Copy out each line of the listing that has the word "Show" in it.

=== Section Start ===

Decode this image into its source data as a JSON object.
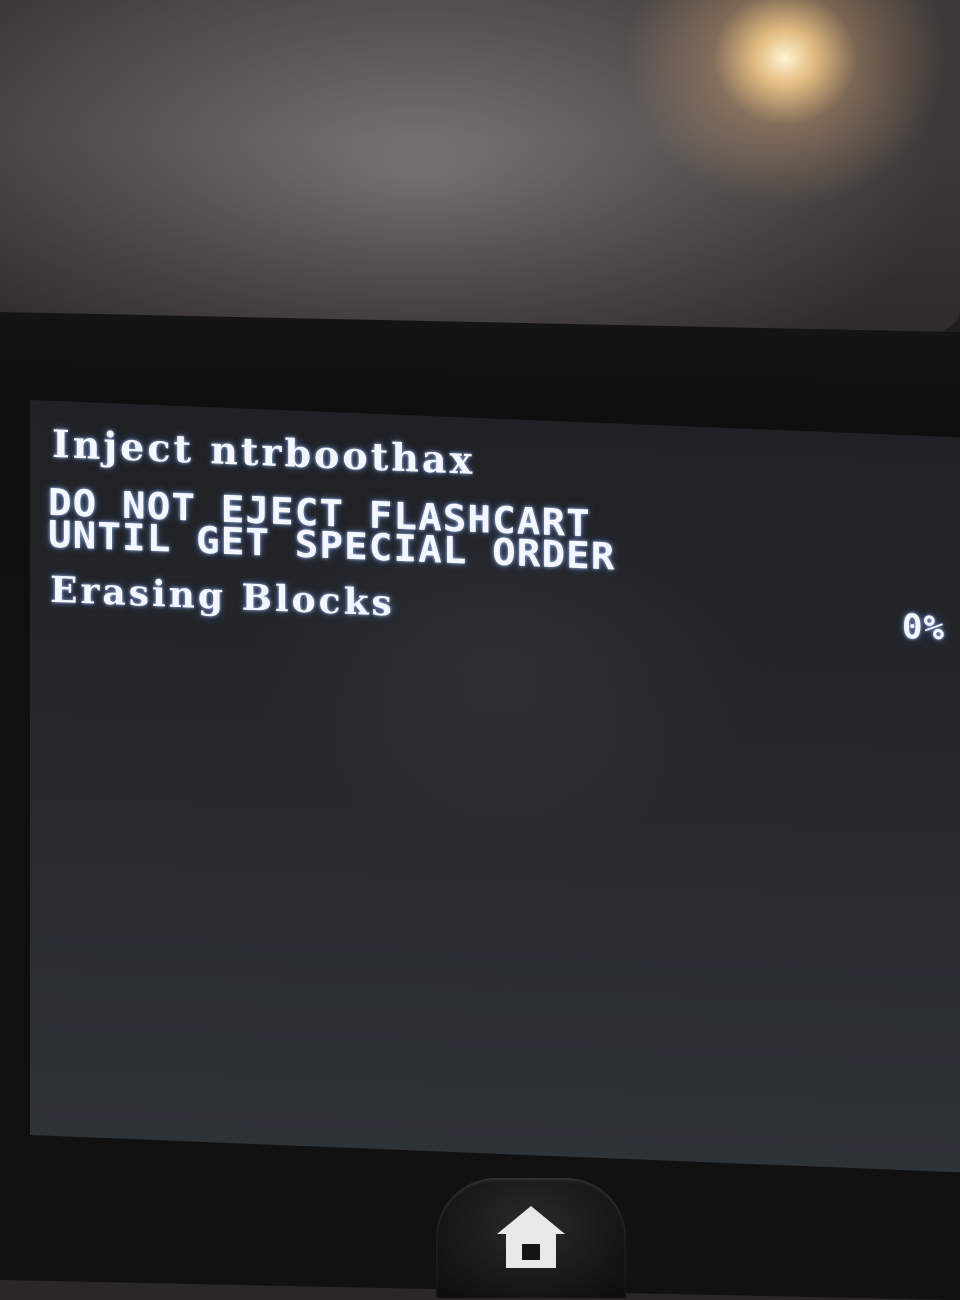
{
  "screen": {
    "title": "Inject ntrboothax",
    "warning_line1": "DO NOT EJECT FLASHCART",
    "warning_line2": "UNTIL GET SPECIAL ORDER",
    "status_label": "Erasing Blocks",
    "progress_text": "0%",
    "progress_percent": 0,
    "text_color": "#f4f7ff",
    "background_color": "#23262a"
  },
  "device": {
    "home_button_icon": "home-icon"
  }
}
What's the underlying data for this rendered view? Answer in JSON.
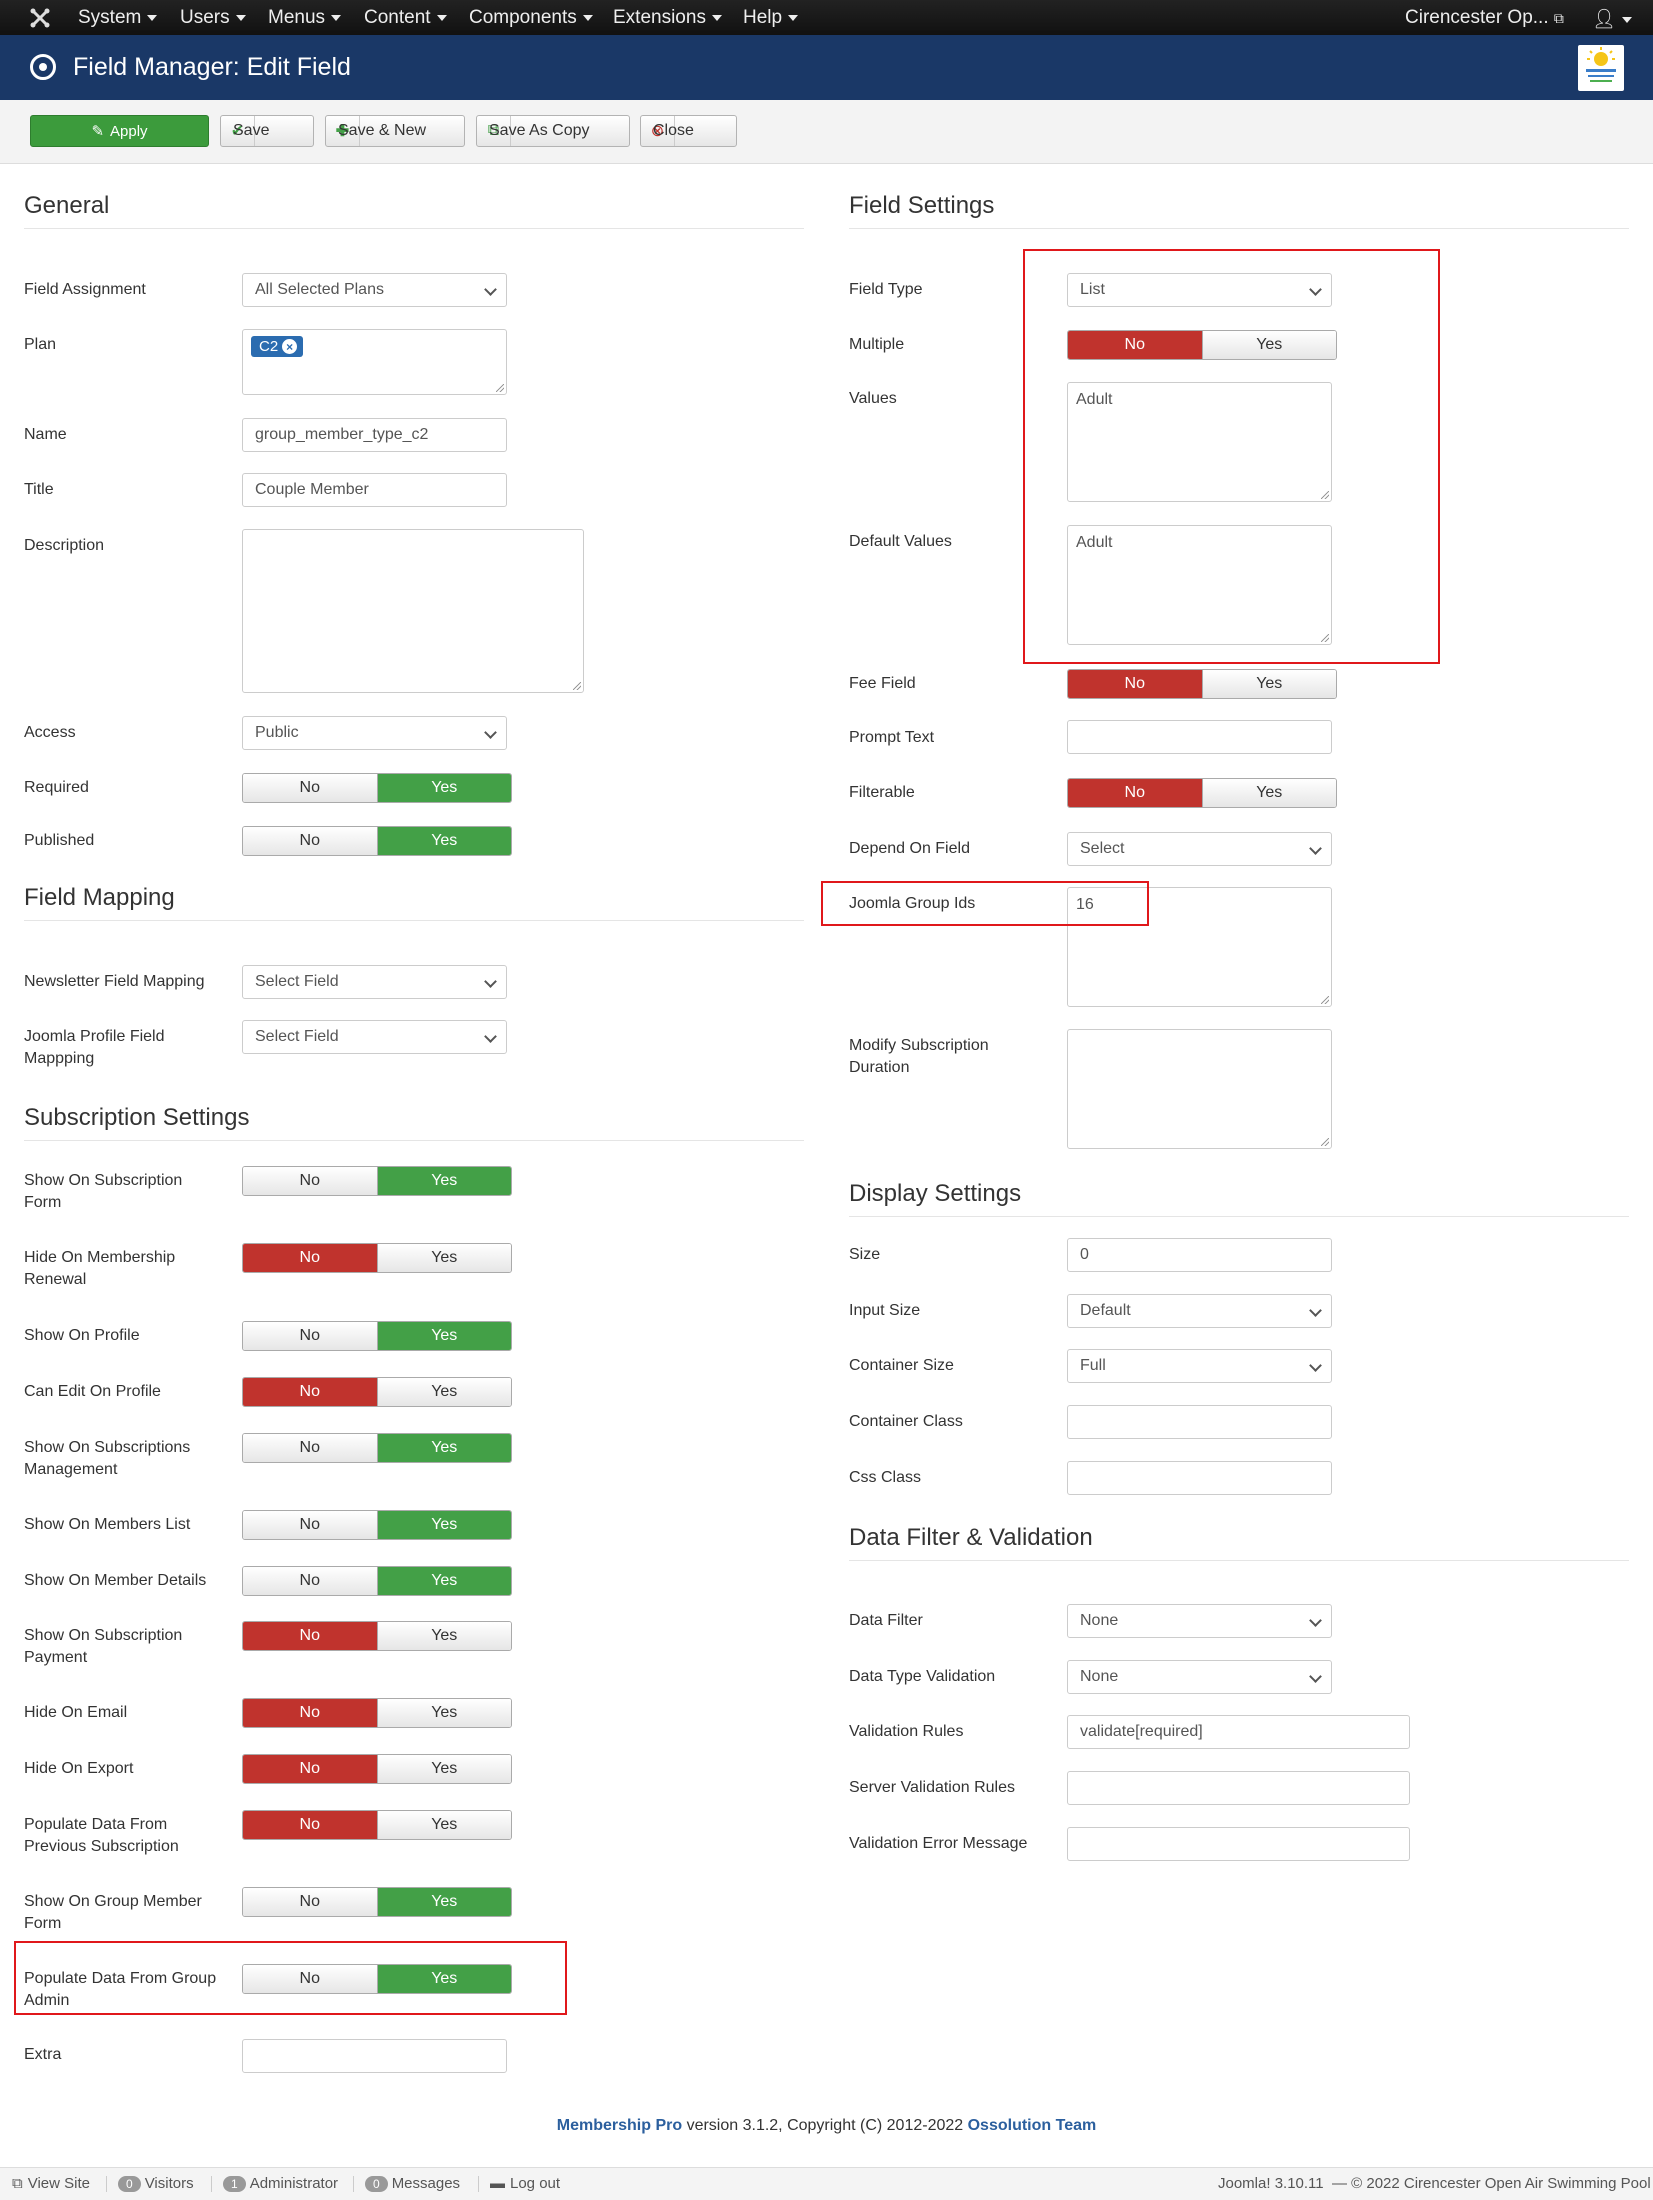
{
  "topnav": {
    "menus": [
      "System",
      "Users",
      "Menus",
      "Content",
      "Components",
      "Extensions",
      "Help"
    ],
    "site_name": "Cirencester Op...",
    "user_icon": "user-icon"
  },
  "header": {
    "title": "Field Manager: Edit Field"
  },
  "toolbar": {
    "apply": "Apply",
    "save": "Save",
    "save_new": "Save & New",
    "save_copy": "Save As Copy",
    "close": "Close"
  },
  "general": {
    "title": "General",
    "field_assignment": {
      "label": "Field Assignment",
      "value": "All Selected Plans"
    },
    "plan": {
      "label": "Plan",
      "tag": "C2"
    },
    "name": {
      "label": "Name",
      "value": "group_member_type_c2"
    },
    "title_field": {
      "label": "Title",
      "value": "Couple Member"
    },
    "description": {
      "label": "Description",
      "value": ""
    },
    "access": {
      "label": "Access",
      "value": "Public"
    },
    "required": {
      "label": "Required",
      "no": "No",
      "yes": "Yes"
    },
    "published": {
      "label": "Published",
      "no": "No",
      "yes": "Yes"
    }
  },
  "mapping": {
    "title": "Field Mapping",
    "newsletter": {
      "label": "Newsletter Field Mapping",
      "value": "Select Field"
    },
    "joomla_profile": {
      "label_1": "Joomla Profile Field",
      "label_2": "Mappping",
      "value": "Select Field"
    }
  },
  "subscription": {
    "title": "Subscription Settings",
    "rows": [
      {
        "l1": "Show On Subscription",
        "l2": "Form",
        "state": "yes"
      },
      {
        "l1": "Hide On Membership",
        "l2": "Renewal",
        "state": "no"
      },
      {
        "l1": "Show On Profile",
        "l2": "",
        "state": "yes"
      },
      {
        "l1": "Can Edit On Profile",
        "l2": "",
        "state": "no"
      },
      {
        "l1": "Show On Subscriptions",
        "l2": "Management",
        "state": "yes"
      },
      {
        "l1": "Show On Members List",
        "l2": "",
        "state": "yes"
      },
      {
        "l1": "Show On Member Details",
        "l2": "",
        "state": "yes"
      },
      {
        "l1": "Show On Subscription",
        "l2": "Payment",
        "state": "no"
      },
      {
        "l1": "Hide On Email",
        "l2": "",
        "state": "no"
      },
      {
        "l1": "Hide On Export",
        "l2": "",
        "state": "no"
      },
      {
        "l1": "Populate Data From",
        "l2": "Previous Subscription",
        "state": "no"
      },
      {
        "l1": "Show On Group Member",
        "l2": "Form",
        "state": "yes"
      },
      {
        "l1": "Populate Data From Group",
        "l2": "Admin",
        "state": "yes"
      }
    ],
    "no": "No",
    "yes": "Yes",
    "extra": {
      "label": "Extra",
      "value": ""
    }
  },
  "field_settings": {
    "title": "Field Settings",
    "field_type": {
      "label": "Field Type",
      "value": "List"
    },
    "multiple": {
      "label": "Multiple",
      "no": "No",
      "yes": "Yes"
    },
    "values": {
      "label": "Values",
      "value": "Adult"
    },
    "default_values": {
      "label": "Default Values",
      "value": "Adult"
    },
    "fee_field": {
      "label": "Fee Field",
      "no": "No",
      "yes": "Yes"
    },
    "prompt_text": {
      "label": "Prompt Text",
      "value": ""
    },
    "filterable": {
      "label": "Filterable",
      "no": "No",
      "yes": "Yes"
    },
    "depend_on": {
      "label": "Depend On Field",
      "value": "Select"
    },
    "group_ids": {
      "label": "Joomla Group Ids",
      "value": "16"
    },
    "modify_duration": {
      "label_1": "Modify Subscription",
      "label_2": "Duration",
      "value": ""
    }
  },
  "display": {
    "title": "Display Settings",
    "size": {
      "label": "Size",
      "value": "0"
    },
    "input_size": {
      "label": "Input Size",
      "value": "Default"
    },
    "container_size": {
      "label": "Container Size",
      "value": "Full"
    },
    "container_class": {
      "label": "Container Class",
      "value": ""
    },
    "css_class": {
      "label": "Css Class",
      "value": ""
    }
  },
  "validation": {
    "title": "Data Filter & Validation",
    "data_filter": {
      "label": "Data Filter",
      "value": "None"
    },
    "type_validation": {
      "label": "Data Type Validation",
      "value": "None"
    },
    "rules": {
      "label": "Validation Rules",
      "value": "validate[required]"
    },
    "server_rules": {
      "label": "Server Validation Rules",
      "value": ""
    },
    "error_msg": {
      "label": "Validation Error Message",
      "value": ""
    }
  },
  "footer": {
    "product": "Membership Pro",
    "text": " version 3.1.2, Copyright (C) 2012-2022 ",
    "team": "Ossolution Team"
  },
  "statusbar": {
    "view_site": "View Site",
    "visitors_count": "0",
    "visitors": "Visitors",
    "admin_count": "1",
    "admin": "Administrator",
    "messages_count": "0",
    "messages": "Messages",
    "logout": "Log out",
    "version": "Joomla! 3.10.11",
    "copyright": "— © 2022 Cirencester Open Air Swimming Pool"
  },
  "colors": {
    "header": "#1a3867",
    "green": "#43a047",
    "red": "#c0332d",
    "highlight": "#e0181b"
  }
}
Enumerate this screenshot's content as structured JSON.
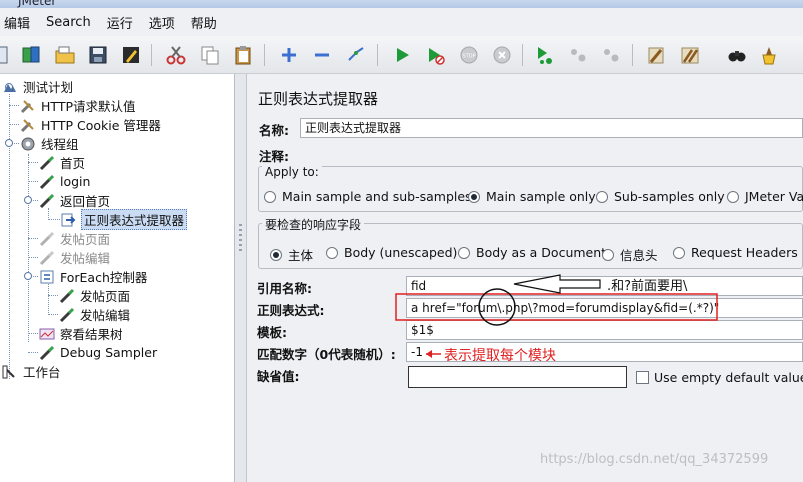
{
  "window": {
    "title": "JMeter"
  },
  "menu": [
    "编辑",
    "Search",
    "运行",
    "选项",
    "帮助"
  ],
  "toolbar": {
    "icons": [
      "open-icon",
      "templates-icon",
      "folder-open-icon",
      "save-icon",
      "edit-icon",
      "cut-icon",
      "copy-icon",
      "paste-icon",
      "expand-icon",
      "collapse-icon",
      "toggle-icon",
      "start-icon",
      "start-no-pause-icon",
      "stop-icon",
      "shutdown-icon",
      "remote-start-icon",
      "remote-stop-icon",
      "remote-shutdown-icon",
      "clear-icon",
      "clear-all-icon",
      "search-icon",
      "reset-search-icon"
    ]
  },
  "tree": {
    "items": [
      {
        "label": "测试计划",
        "icon": "test-plan-icon",
        "disabled": false
      },
      {
        "label": "HTTP请求默认值",
        "icon": "config-wrench-icon",
        "disabled": false
      },
      {
        "label": "HTTP Cookie 管理器",
        "icon": "config-wrench-icon",
        "disabled": false
      },
      {
        "label": "线程组",
        "icon": "gear-icon",
        "disabled": false
      },
      {
        "label": "首页",
        "icon": "sampler-pipette-icon",
        "disabled": false
      },
      {
        "label": "login",
        "icon": "sampler-pipette-icon",
        "disabled": false
      },
      {
        "label": "返回首页",
        "icon": "sampler-pipette-icon",
        "disabled": false
      },
      {
        "label": "正则表达式提取器",
        "icon": "post-processor-arrow-icon",
        "disabled": false,
        "selected": true
      },
      {
        "label": "发帖页面",
        "icon": "sampler-pipette-icon",
        "disabled": true
      },
      {
        "label": "发帖编辑",
        "icon": "sampler-pipette-icon",
        "disabled": true
      },
      {
        "label": "ForEach控制器",
        "icon": "controller-icon",
        "disabled": false
      },
      {
        "label": "发帖页面",
        "icon": "sampler-pipette-icon",
        "disabled": false
      },
      {
        "label": "发帖编辑",
        "icon": "sampler-pipette-icon",
        "disabled": false
      },
      {
        "label": "察看结果树",
        "icon": "listener-chart-icon",
        "disabled": false
      },
      {
        "label": "Debug Sampler",
        "icon": "sampler-pipette-icon",
        "disabled": false
      },
      {
        "label": "工作台",
        "icon": "workbench-icon",
        "disabled": false
      }
    ]
  },
  "panel": {
    "title": "正则表达式提取器",
    "name_label": "名称:",
    "name_value": "正则表达式提取器",
    "comment_label": "注释:",
    "comment_value": "",
    "apply_to": {
      "title": "Apply to:",
      "options": [
        "Main sample and sub-samples",
        "Main sample only",
        "Sub-samples only",
        "JMeter Var"
      ],
      "selected": "Main sample only"
    },
    "response_field": {
      "title": "要检查的响应字段",
      "options": [
        "主体",
        "Body (unescaped)",
        "Body as a Document",
        "信息头",
        "Request Headers"
      ],
      "selected": "主体"
    },
    "ref_name_label": "引用名称:",
    "ref_name_value": "fid",
    "regex_label": "正则表达式:",
    "regex_value": "a href=\"forum\\.php\\?mod=forumdisplay&fid=(.*?)\"",
    "template_label": "模板:",
    "template_value": "$1$",
    "match_no_label": "匹配数字（0代表随机）:",
    "match_no_value": "-1",
    "default_label": "缺省值:",
    "default_value": "",
    "use_empty_label": "Use empty default value"
  },
  "annotations": {
    "note_escape": ".和?前面要用\\",
    "note_match": "表示提取每个模块"
  },
  "watermark": "https://blog.csdn.net/qq_34372599",
  "colors": {
    "annotation_red": "#e02020",
    "selection": "#c9dcf3"
  }
}
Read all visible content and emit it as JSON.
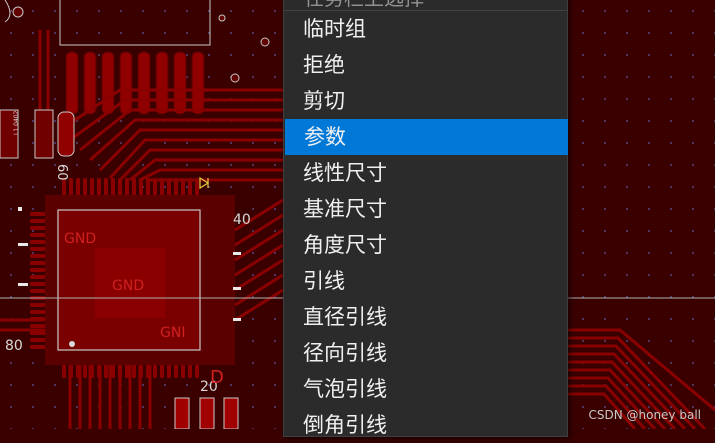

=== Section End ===

> _Task response_:
        "l1": "Show On Subscription",
        "l1": "Show On Profile",
        "l1": "Show On Subscriptions",
        "l1": "Show On Members List",
        "l1": "Show On Member Details",
        "l1": "Show On Subscription",
        "l1": "Show On Group Member",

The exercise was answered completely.